This helps to explain why two creation myths, both incomplete, are embedded in holy writ; and also clarifies the messy business of incest that sometimes troubles those who become overly involved with scripture.
In any case, same-sex marriage is back now --- and I've been wondering how my genealogical software was going cope. I use Family Tree Maker synced to Ancestry.com.
So far as I know, no same-sex couples in my immediate family have tied the knot yet --- and I'm getting a little impatient. It looks like Family Tree Maker will support same-sex marriage with a little jiggering, but I can't be sure how well this will work until a marriage occurs. Unless FTM gets busy, however, it looks like blessed events still will have one parent labeled "mother" and the other "father" --- although both can be of the same gender.
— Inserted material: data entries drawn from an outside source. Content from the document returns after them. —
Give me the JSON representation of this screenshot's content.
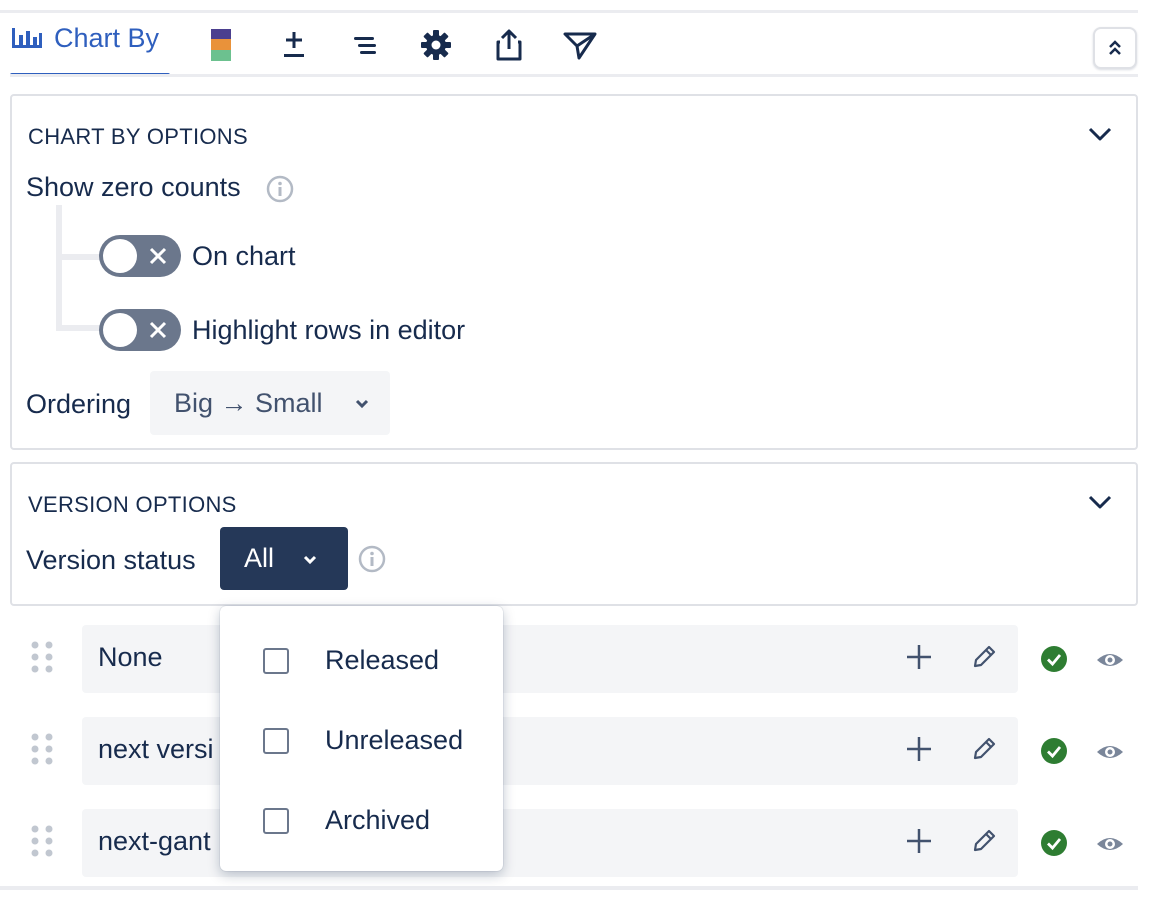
{
  "toolbar": {
    "active_tab": {
      "label": "Chart By",
      "icon": "bar-chart-icon"
    },
    "tools": [
      {
        "name": "color-scheme-icon"
      },
      {
        "name": "plus-minus-icon"
      },
      {
        "name": "sort-lines-icon"
      },
      {
        "name": "gear-icon"
      },
      {
        "name": "share-icon"
      },
      {
        "name": "send-icon"
      }
    ],
    "collapse": {
      "icon": "double-chevron-up-icon"
    }
  },
  "chart_by_options": {
    "title": "CHART BY OPTIONS",
    "show_zero_counts": {
      "label": "Show zero counts",
      "on_chart": {
        "label": "On chart",
        "enabled": false
      },
      "highlight_rows": {
        "label": "Highlight rows in editor",
        "enabled": false
      }
    },
    "ordering": {
      "label": "Ordering",
      "value": "Big → Small"
    }
  },
  "version_options": {
    "title": "VERSION OPTIONS",
    "version_status": {
      "label": "Version status",
      "value": "All"
    }
  },
  "rows": [
    {
      "name": "None"
    },
    {
      "name": "next versi"
    },
    {
      "name": "next-gant"
    }
  ],
  "status_dropdown": {
    "options": [
      {
        "label": "Released",
        "checked": false
      },
      {
        "label": "Unreleased",
        "checked": false
      },
      {
        "label": "Archived",
        "checked": false
      }
    ]
  },
  "colors": {
    "accent": "#2f5fbe",
    "dark_select": "#253858",
    "toggle_off": "#6b778c",
    "check_green": "#2e7d32"
  }
}
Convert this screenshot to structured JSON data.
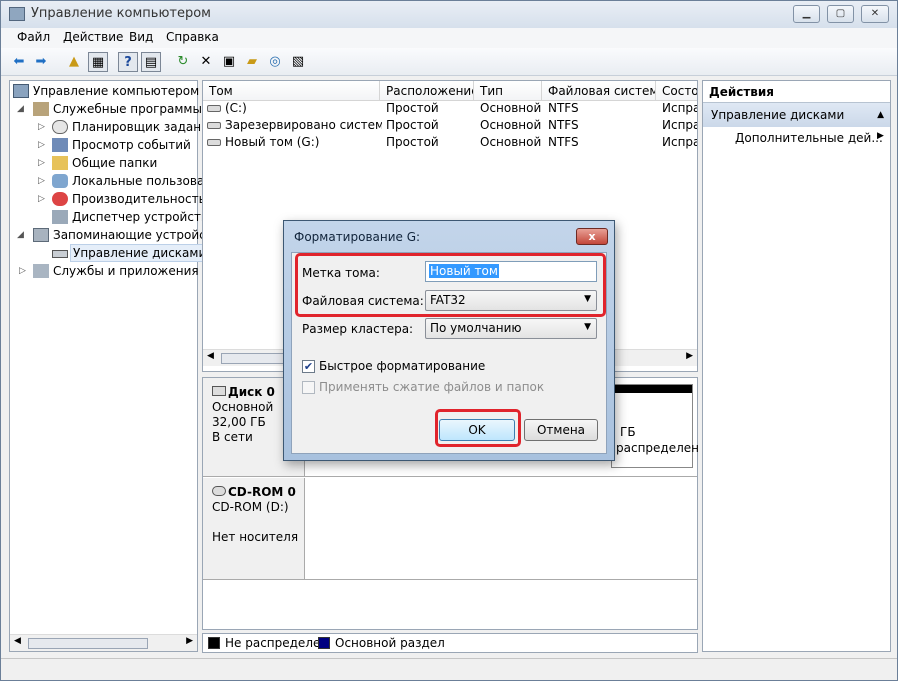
{
  "window": {
    "title": "Управление компьютером"
  },
  "menu": [
    "Файл",
    "Действие",
    "Вид",
    "Справка"
  ],
  "toolbar": {
    "icons": [
      "back-icon",
      "forward-icon",
      "up-folder-icon",
      "show-hide-tree-icon",
      "help-icon",
      "console-icon",
      "refresh-icon",
      "delete-icon",
      "properties-icon",
      "open-icon",
      "search-icon",
      "help-topic-icon"
    ]
  },
  "tree": {
    "root": "Управление компьютером (л",
    "system_tools": "Служебные программы",
    "task_scheduler": "Планировщик заданий",
    "event_viewer": "Просмотр событий",
    "shared_folders": "Общие папки",
    "local_users": "Локальные пользовате",
    "performance": "Производительность",
    "device_manager": "Диспетчер устройств",
    "storage": "Запоминающие устройст",
    "disk_management": "Управление дисками",
    "services_apps": "Службы и приложения"
  },
  "volumes": {
    "columns": [
      "Том",
      "Расположение",
      "Тип",
      "Файловая система",
      "Состо"
    ],
    "rows": [
      {
        "name": "(C:)",
        "layout": "Простой",
        "type": "Основной",
        "fs": "NTFS",
        "status": "Испра"
      },
      {
        "name": "Зарезервировано системой",
        "layout": "Простой",
        "type": "Основной",
        "fs": "NTFS",
        "status": "Испра"
      },
      {
        "name": "Новый том (G:)",
        "layout": "Простой",
        "type": "Основной",
        "fs": "NTFS",
        "status": "Испра"
      }
    ]
  },
  "disks": {
    "disk0": {
      "name": "Диск 0",
      "type": "Основной",
      "size": "32,00 ГБ",
      "status": "В сети",
      "partial_size": "ГБ",
      "partial_status": "распределен"
    },
    "cdrom0": {
      "name": "CD-ROM 0",
      "drive": "CD-ROM (D:)",
      "status": "Нет носителя"
    }
  },
  "legend": {
    "unallocated": "Не распределен",
    "primary": "Основной раздел",
    "unallocated_color": "#000000",
    "primary_color": "#000080"
  },
  "actions": {
    "header": "Действия",
    "section": "Управление дисками",
    "more": "Дополнительные дей..."
  },
  "dialog": {
    "title": "Форматирование G:",
    "close_label": "x",
    "volume_label_label": "Метка тома:",
    "volume_label_value": "Новый том",
    "filesystem_label": "Файловая система:",
    "filesystem_value": "FAT32",
    "cluster_label": "Размер кластера:",
    "cluster_value": "По умолчанию",
    "quick_format_label": "Быстрое форматирование",
    "quick_format_checked": true,
    "compression_label": "Применять сжатие файлов и папок",
    "compression_checked": false,
    "ok_label": "OK",
    "cancel_label": "Отмена"
  },
  "colors": {
    "highlight": "#e0242c",
    "selection": "#3399ff"
  }
}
I've thought of creating a mythical couple, then sending it from PC-based program to Web-based program --- just to see what would happen. But there are quite enough imaginary people and invented relationships floating around out there in cyberspace already --- thanks to hack family historians --- and I don't want to risk adding more.
You can get some idea of how the various genealogical programs will cope with same-sex (and other) types of relationships by checking out Wikipedia's comparison charts, here. Just keep in mind that "support" and "accurately reflect" relationships are two different things, so more research will be required.
Also keep in mind that a good deal of the genealogical infrastructure is involved in one way or another with the Church of Jesus Christ of Latter-day Saints whose aged hierarchy is not at all amused by same-sex marriage (polygamy, on the other hand, remains a pleasant memory and future --- eternal --- possibility). So LDS-generated or intimately linked genealogical programs are unlikely to support same-sex relationships.
Whatever the case, it'll be fun to watch family history software develop as it tries to keep up with "non-traditional" family structures. I'm sure there are developers out there tearing their hair out. In the meantime, just remember that virtually all programs allow notes to be added and documents to be attached --- and these remain the best routes for clarifying relationships and such until the software catches up.